Voelker, S., F. Meinzer, B. Lachenbruch, J. Renée Brooks, AND R. Guyette. Drivers of radial growth and carbon isotope discrimination of bur oak (Quercus macrocarpa Michx.) across continental gradients in precipitation, vapour pressure deficit and irradiance. PLANT, CELL, AND ENVIRONMENT. Blackwell Publishing, Malden, MA, 37(3):766-779, (2014).
Tree-ring characteristics including stable isotope composition are commonly used to reconstruct climate variables and establish mechanisms that underlie oscillations in modes of climate variability. However, divergence from the assumption of a single, primary biophysical control over these tree-ring variables may reduce the accuracy of climate reconstructions or obscure true oscillatory patterns. Here we examine patterns of ring-width indices (RWI) and carbon stable isotope discrimination signals (Δ13C) from tree-rings of bur oak (Quercus macrocarpa Michx.) within and beyond its current bioclimatic envelope to identify the conditions under which a switch may occur in the environmental controls on these paleoclimate proxies. Our results indicate that for modern bur oaks, controls on both RWI and Δ 13C differed substantially across the range of this species. At the center and western edge of the range, RWI was controlled by both atmospheric drought and soil water deficits, whereas at the northern and wettest site the influence of these variables was weak. Across tree-rings from each site, leaf internal to atmospheric vapor pressure difference (VPD) was the primary control on tree-ring Δ13C. The scaling of Δ13C with VPD was much closer to previously reported canopy-level eddy flux measurements than our own leaf gas exchange measurements on bur oaks. Among sites, photosynthetically active radiation (PAR) was a secondary influence on Δ13C. In combination, VPD and PAR closely predicted Δ13C among sites (r2=0.81, P=0.039). Correlations between RWI and Δ13C differed in strength and direction among sites and scaled with VPD or the average fraction of precipitation that was transpired. We therefore propose that the strength and direction of correlations between RWI and Δ13C can be used to more reliably infer past wetness or aridity from paleo wood by determining the degree to which tree carbon gain and growth has been more limited by moisture or irradiance over decadal or greater timescales.

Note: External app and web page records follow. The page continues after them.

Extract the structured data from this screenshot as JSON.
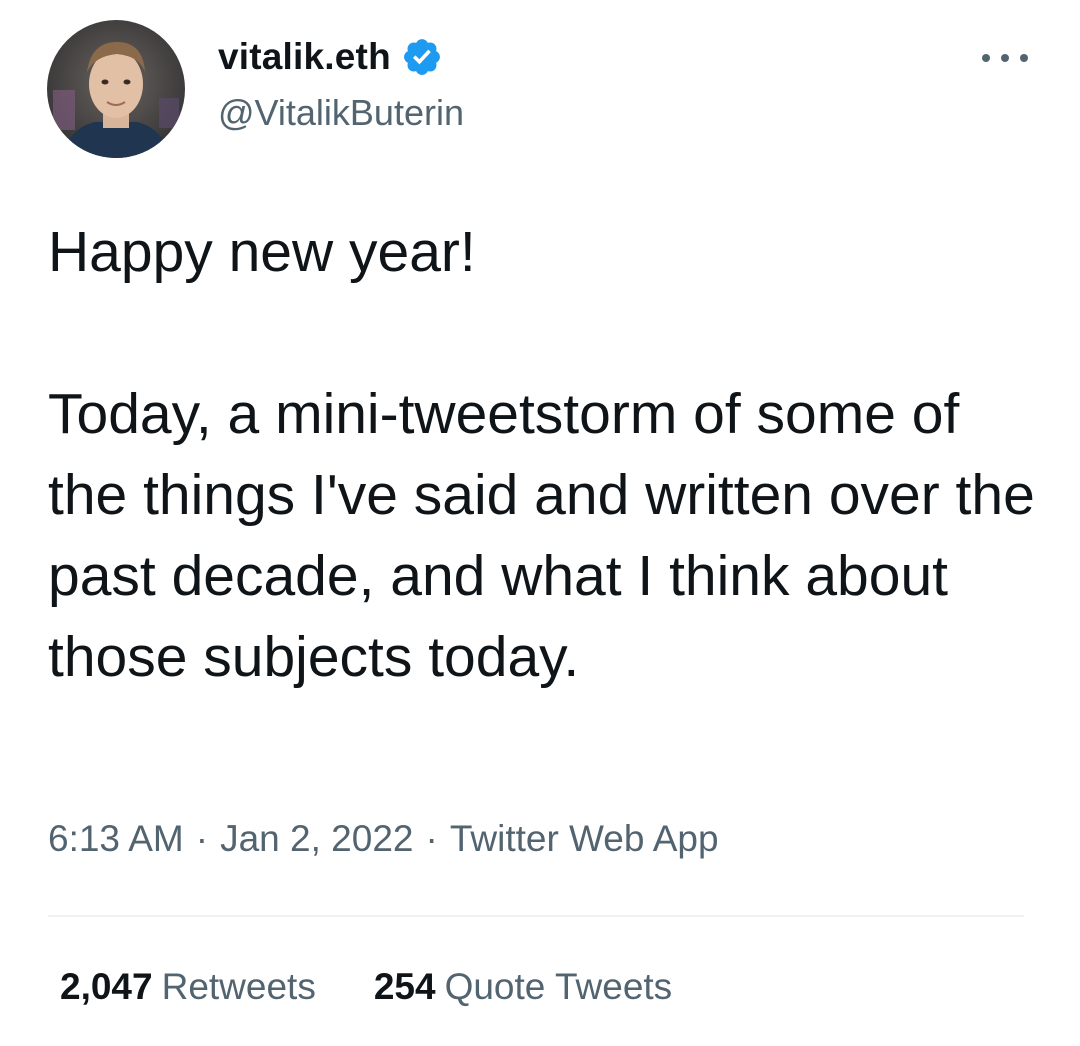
{
  "author": {
    "display_name": "vitalik.eth",
    "handle": "@VitalikButerin",
    "verified": true,
    "avatar_icon": "profile-photo"
  },
  "menu_icon": "more-options-icon",
  "tweet": {
    "paragraphs": [
      "Happy new year!",
      "Today, a mini-tweetstorm of some of the things I've said and written over the past decade, and what I think about those subjects today."
    ],
    "time": "6:13 AM",
    "date": "Jan 2, 2022",
    "source": "Twitter Web App",
    "separator": "·"
  },
  "stats": {
    "retweets_count": "2,047",
    "retweets_label": "Retweets",
    "quotes_count": "254",
    "quotes_label": "Quote Tweets"
  },
  "colors": {
    "text_primary": "#0f1419",
    "text_secondary": "#536471",
    "verified_blue": "#1d9bf0",
    "divider": "#eff3f4"
  }
}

Scientists often look to past climates to predict how ecosystems and their services will respond to future climate change, and one highly successful method for doing such hindcasting is dendrochronology. However, climate predictions from dendrochronology assume that trees respond similarly to climate drivers across a broad range of past climates. In this paper, we examine growth and physiological responses of Burr Oak across the breadth of climates within its growing range and some outside its current range. We find that this assumption of similar responses across climates does not hold for Burr Oak, but that the use of other proxies such as stable isotopes contained within tree rings can help identify whether trees are shifting their response to various drivers through time. This work will help verify the robustness of dendrochronological methods for hindcasting ecological responses.
BROOKS DRIVERS OF RADIAL GROWTH AND CARBON ISOTOPE DISCRIMINATION OF BUR OAK.PDF (PDF,NA pp, 57.885 KB, about PDF)
Record Details:Record Type: DOCUMENT (JOURNAL/PEER REVIEWED JOURNAL)
Organization:U.S. ENVIRONMENTAL PROTECTION AGENCY
OFFICE OF RESEARCH AND DEVELOPMENT
NATIONAL HEALTH AND ENVIRONMENTAL EFFECTS RESEARCH LAB
WESTERN ECOLOGY DIVISION
FRESHWATER ECOLOGY BRANCH